* Assignment *
Pull out each line of the records holding the string "English".

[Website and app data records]
● ● ● ● ●

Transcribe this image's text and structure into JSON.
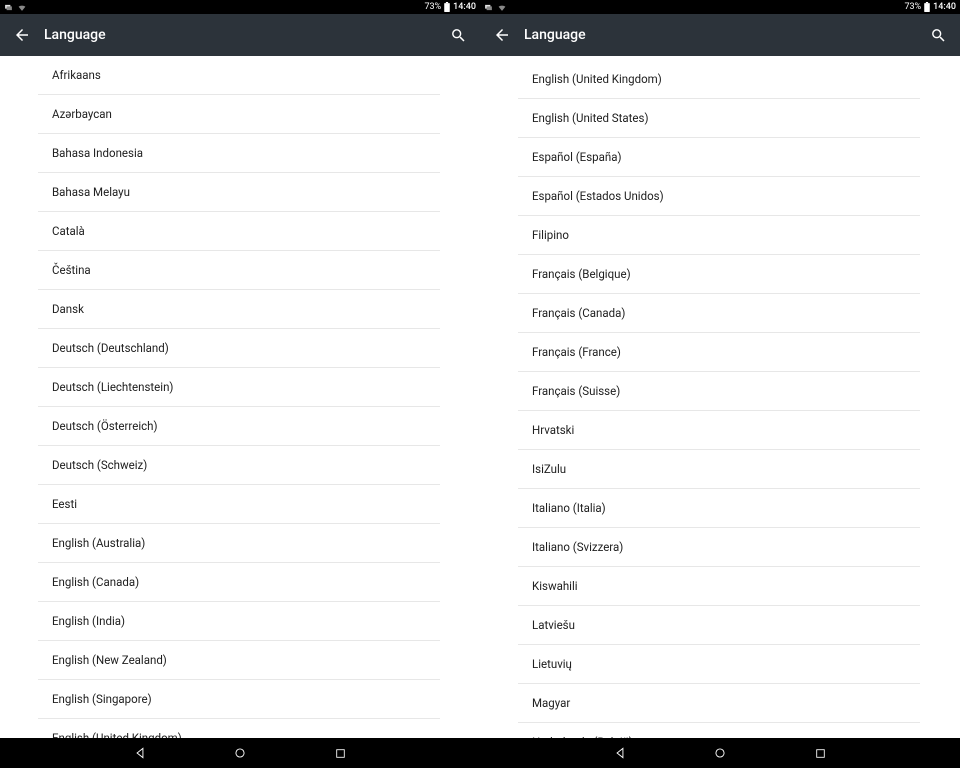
{
  "status": {
    "battery_pct": "73%",
    "time": "14:40"
  },
  "appbar": {
    "title": "Language"
  },
  "left_list": [
    "Afrikaans",
    "Azərbaycan",
    "Bahasa Indonesia",
    "Bahasa Melayu",
    "Català",
    "Čeština",
    "Dansk",
    "Deutsch (Deutschland)",
    "Deutsch (Liechtenstein)",
    "Deutsch (Österreich)",
    "Deutsch (Schweiz)",
    "Eesti",
    "English (Australia)",
    "English (Canada)",
    "English (India)",
    "English (New Zealand)",
    "English (Singapore)",
    "English (United Kingdom)"
  ],
  "right_list": [
    "English (United Kingdom)",
    "English (United States)",
    "Español (España)",
    "Español (Estados Unidos)",
    "Filipino",
    "Français (Belgique)",
    "Français (Canada)",
    "Français (France)",
    "Français (Suisse)",
    "Hrvatski",
    "IsiZulu",
    "Italiano (Italia)",
    "Italiano (Svizzera)",
    "Kiswahili",
    "Latviešu",
    "Lietuvių",
    "Magyar",
    "Nederlands (België)"
  ]
}
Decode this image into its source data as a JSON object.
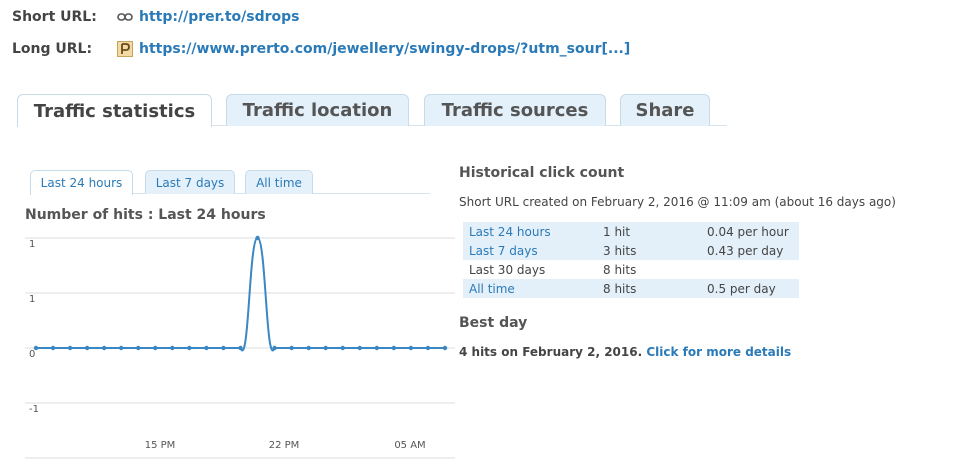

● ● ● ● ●

* Result *
    "English (Australia)",
    "English (Canada)",
    "English (India)",
    "English (New Zealand)",
    "English (Singapore)",
    "English (United Kingdom)"
    "English (United Kingdom)",
    "English (United States)",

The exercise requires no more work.